But the way his grandmother answers his questions unhooks his eyes from fleeting pleasures and fixes them on the pleasures before him: You don’t need little music threaded through earbuds—you’ve got live music right here. Your poor friends in their cars—they miss meeting all the people here on the bus. They’re poorer for it.

Last Stop on Market Street, by Matt de la Pena | Little Book, Big Story

There are lots of books out there about gratitude, but this one shows us what it looks like. I want to have eyes, like the grandmother’s, that see gifts in the most unlikely things. I want to remember that I am owed nothing, but have been given much.

When we learn where the boy and his grandmother are headed, it makes sense. For a woman who sees the world the way this one does, her gratitude must overflow into kindness.


Last Stop on Market Street
Matt de la Pena; Christian Robinson (2015)

God Gave Us Sleep | Lisa Tawn Bergren

A note to three-year-olds everywhere: if your parents buy you this book for your birthday, they are almost certainly hinting that it is time to start sleeping through the night. (We were when we bought this for Josie.)

Lisa Tawn Bergren’s God Gave Us series is lovely and I’ve reviewed a few of them here. But none have garnered as dedicated a following in our home as this one: for a time God Gave Us Sleep was Josie’s favorite pre-nap read. She flipped through it after I put her to bed, and I often found it on the floor beside her when she woke up, as though it had slipped out of her hands when she drifted off.

God Gave Us Sleep, by Lisa Tawn Bergren | Little Book, Big Story

And it is a book worth reading and re-reading. Bergren explores sleep and why it matters; through the story, she shows what happens and how we feel when we don’t sleep well, and she reminds readers that sleep is not a punishment or an inconvenience but a gift from our loving God. Exhausted parents know this. Three-year-olds don’t always, so I’m thankful for a book that gently explains it.

God Gave Us Sleep, by Lisa Tawn Bergren | Little Book, Big Story

Josie has finally started sleeping through the night, though she will sometimes come quietly into our room and wait for us to wake up and take her to the bathroom. She never tells us she’s there, but lets us become gradually aware of her presence by singing “Happy Birthday” softly to herself. That’s so much better than how she used to wake us that we don’t even mind.


God Gave Us Sleep
Lisa Tawn Bergren; Laura J. Bryant (2015)

Little Me, Big God Books | Steph Williams
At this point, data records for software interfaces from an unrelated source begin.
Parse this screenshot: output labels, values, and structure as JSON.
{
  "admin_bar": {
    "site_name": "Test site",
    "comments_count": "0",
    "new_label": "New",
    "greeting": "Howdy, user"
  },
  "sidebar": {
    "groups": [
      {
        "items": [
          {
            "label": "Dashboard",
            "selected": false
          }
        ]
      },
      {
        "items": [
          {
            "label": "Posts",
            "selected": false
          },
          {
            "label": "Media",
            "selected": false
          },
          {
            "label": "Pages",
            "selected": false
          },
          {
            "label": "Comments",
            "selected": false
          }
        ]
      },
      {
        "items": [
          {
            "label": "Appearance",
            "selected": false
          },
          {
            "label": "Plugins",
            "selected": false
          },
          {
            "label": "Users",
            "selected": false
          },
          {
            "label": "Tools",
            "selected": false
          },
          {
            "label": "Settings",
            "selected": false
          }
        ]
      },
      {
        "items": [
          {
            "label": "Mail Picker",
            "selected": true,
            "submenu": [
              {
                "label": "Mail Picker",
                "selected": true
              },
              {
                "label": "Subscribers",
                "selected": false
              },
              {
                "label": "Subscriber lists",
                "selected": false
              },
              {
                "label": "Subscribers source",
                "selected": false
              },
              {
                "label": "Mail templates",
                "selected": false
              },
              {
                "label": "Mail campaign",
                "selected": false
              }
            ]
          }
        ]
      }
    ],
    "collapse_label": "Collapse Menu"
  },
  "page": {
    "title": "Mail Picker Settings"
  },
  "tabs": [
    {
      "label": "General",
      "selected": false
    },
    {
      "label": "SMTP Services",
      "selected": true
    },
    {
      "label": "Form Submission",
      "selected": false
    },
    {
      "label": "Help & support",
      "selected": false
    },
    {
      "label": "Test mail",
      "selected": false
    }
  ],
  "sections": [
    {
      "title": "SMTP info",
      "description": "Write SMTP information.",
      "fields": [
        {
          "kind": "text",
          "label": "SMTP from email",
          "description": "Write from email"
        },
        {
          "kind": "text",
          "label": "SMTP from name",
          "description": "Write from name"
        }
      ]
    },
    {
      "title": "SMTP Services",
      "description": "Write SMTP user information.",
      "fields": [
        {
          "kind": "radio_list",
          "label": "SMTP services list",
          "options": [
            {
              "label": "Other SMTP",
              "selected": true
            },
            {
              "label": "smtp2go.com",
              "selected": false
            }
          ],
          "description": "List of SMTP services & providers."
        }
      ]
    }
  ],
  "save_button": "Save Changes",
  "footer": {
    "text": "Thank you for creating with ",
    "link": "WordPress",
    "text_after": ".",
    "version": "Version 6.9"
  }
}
I am well into eleven years of reading board books and can tell you that the few we still read—the ones that have been repurchased when their covers, loosened by soggy gums, finally fell off—are all by Sandra Boynton. Our daughters can still chant the full text of Moo Ba La La. I once recited—with friends at a dinner party—But Not the Hippopotamus from memory, as a spoken word poem, possibly read by William Shatner.
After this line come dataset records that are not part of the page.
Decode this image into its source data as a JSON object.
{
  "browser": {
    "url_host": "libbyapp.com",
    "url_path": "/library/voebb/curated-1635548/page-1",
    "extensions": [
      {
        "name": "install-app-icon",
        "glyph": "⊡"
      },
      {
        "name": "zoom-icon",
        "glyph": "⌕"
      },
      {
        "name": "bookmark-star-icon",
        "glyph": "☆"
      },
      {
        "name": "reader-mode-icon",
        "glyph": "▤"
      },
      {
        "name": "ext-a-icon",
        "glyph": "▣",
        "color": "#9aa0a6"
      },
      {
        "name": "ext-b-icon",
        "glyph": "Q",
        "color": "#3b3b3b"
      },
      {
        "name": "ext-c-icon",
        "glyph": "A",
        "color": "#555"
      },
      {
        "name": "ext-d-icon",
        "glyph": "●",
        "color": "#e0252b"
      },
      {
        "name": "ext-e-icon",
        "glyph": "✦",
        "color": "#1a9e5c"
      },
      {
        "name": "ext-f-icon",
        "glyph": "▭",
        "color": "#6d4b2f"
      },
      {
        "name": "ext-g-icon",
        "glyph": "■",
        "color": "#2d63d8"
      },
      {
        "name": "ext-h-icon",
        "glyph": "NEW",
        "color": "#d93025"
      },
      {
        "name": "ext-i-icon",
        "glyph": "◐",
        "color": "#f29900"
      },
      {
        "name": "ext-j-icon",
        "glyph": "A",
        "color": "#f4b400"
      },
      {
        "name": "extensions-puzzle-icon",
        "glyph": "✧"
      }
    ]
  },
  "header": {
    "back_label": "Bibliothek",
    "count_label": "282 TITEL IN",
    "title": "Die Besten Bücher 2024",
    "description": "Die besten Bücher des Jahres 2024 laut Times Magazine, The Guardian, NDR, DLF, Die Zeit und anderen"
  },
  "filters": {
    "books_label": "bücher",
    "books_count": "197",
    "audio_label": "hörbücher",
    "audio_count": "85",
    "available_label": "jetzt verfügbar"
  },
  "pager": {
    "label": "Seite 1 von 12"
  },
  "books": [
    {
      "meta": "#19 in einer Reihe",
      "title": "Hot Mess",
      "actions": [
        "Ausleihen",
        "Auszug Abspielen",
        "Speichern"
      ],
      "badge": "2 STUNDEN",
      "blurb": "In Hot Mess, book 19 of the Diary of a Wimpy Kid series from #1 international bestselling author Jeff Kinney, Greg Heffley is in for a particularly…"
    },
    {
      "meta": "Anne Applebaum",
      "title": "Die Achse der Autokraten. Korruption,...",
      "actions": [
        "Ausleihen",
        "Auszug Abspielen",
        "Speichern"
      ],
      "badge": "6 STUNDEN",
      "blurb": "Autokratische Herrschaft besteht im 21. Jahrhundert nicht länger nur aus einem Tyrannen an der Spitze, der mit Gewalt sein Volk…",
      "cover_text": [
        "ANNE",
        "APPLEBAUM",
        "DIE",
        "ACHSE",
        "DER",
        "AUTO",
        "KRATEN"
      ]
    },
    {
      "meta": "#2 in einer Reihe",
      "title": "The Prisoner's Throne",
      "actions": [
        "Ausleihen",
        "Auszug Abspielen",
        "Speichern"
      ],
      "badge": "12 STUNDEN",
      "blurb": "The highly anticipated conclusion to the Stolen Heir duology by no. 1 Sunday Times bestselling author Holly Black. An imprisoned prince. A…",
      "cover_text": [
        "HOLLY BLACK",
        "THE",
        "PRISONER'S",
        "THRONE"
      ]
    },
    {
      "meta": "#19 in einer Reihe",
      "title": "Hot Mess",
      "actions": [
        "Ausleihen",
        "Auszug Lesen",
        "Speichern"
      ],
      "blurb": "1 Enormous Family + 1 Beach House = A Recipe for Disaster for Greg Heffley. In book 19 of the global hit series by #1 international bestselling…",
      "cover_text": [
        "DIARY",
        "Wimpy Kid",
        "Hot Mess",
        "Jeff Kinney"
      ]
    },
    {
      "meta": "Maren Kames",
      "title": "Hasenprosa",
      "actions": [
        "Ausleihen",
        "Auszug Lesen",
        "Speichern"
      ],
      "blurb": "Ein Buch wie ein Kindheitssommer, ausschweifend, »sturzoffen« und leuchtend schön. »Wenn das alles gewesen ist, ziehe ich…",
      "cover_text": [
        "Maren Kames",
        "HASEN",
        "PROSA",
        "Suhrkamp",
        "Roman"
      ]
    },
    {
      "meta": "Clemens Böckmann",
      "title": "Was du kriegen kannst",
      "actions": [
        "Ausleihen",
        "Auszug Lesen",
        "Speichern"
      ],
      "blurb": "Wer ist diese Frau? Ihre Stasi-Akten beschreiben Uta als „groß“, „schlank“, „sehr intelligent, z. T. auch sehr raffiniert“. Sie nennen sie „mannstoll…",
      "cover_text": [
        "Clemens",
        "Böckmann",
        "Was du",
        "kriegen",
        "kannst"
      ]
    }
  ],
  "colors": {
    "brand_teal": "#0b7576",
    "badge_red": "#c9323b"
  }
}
Little Me, Big God Series, by Steph Williams | Little Book, Big Story

I tell you this not because I’m reviewing a Boynton book today, but because I want you to remember, before we begin, how hard it is for an author to win over both toddler and parent at once.
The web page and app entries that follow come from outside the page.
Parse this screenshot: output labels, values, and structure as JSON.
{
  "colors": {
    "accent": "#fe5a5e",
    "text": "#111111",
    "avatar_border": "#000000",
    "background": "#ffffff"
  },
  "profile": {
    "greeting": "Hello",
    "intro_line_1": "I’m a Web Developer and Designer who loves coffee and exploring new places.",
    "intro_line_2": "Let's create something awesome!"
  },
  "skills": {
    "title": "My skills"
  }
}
And then I want to tell you that Steph Williams gets it right. Her Little Me, Big God books are ones I happily re-read any time Josie slings one into my lap. And she slings them into my lap often.

The Man Who Would Not Be Quiet, by Steph Williams | Little Book, Big Story

Each one tells a story about Jesus in a few short pages, and tells it in a way that neither condescends to the young reader or soars over their head. Williams researched the stories thoroughly and tells them simply. She also includes the stories’ full text in the back of each book.

The Man Who Would Not Be Quiet, by Steph Williams | Little Book, Big Story

The Best Thing To Do tells the story of Martha and Mary; Never Too Little tells of the children coming to Jesus; The Man Who Would Not Be Quiet tells the story of Bartimaeus. All of them are short and small and deep, as they point both toddler and parent toward the One they need most.


Little Me, Big God Series
Steph Williams (2019)


Disclosure: I did receive copies of these books for review, but I was not obligated to review this book or compensated for my review in any way. I share this book with you because I love it, not because I was paid to do so.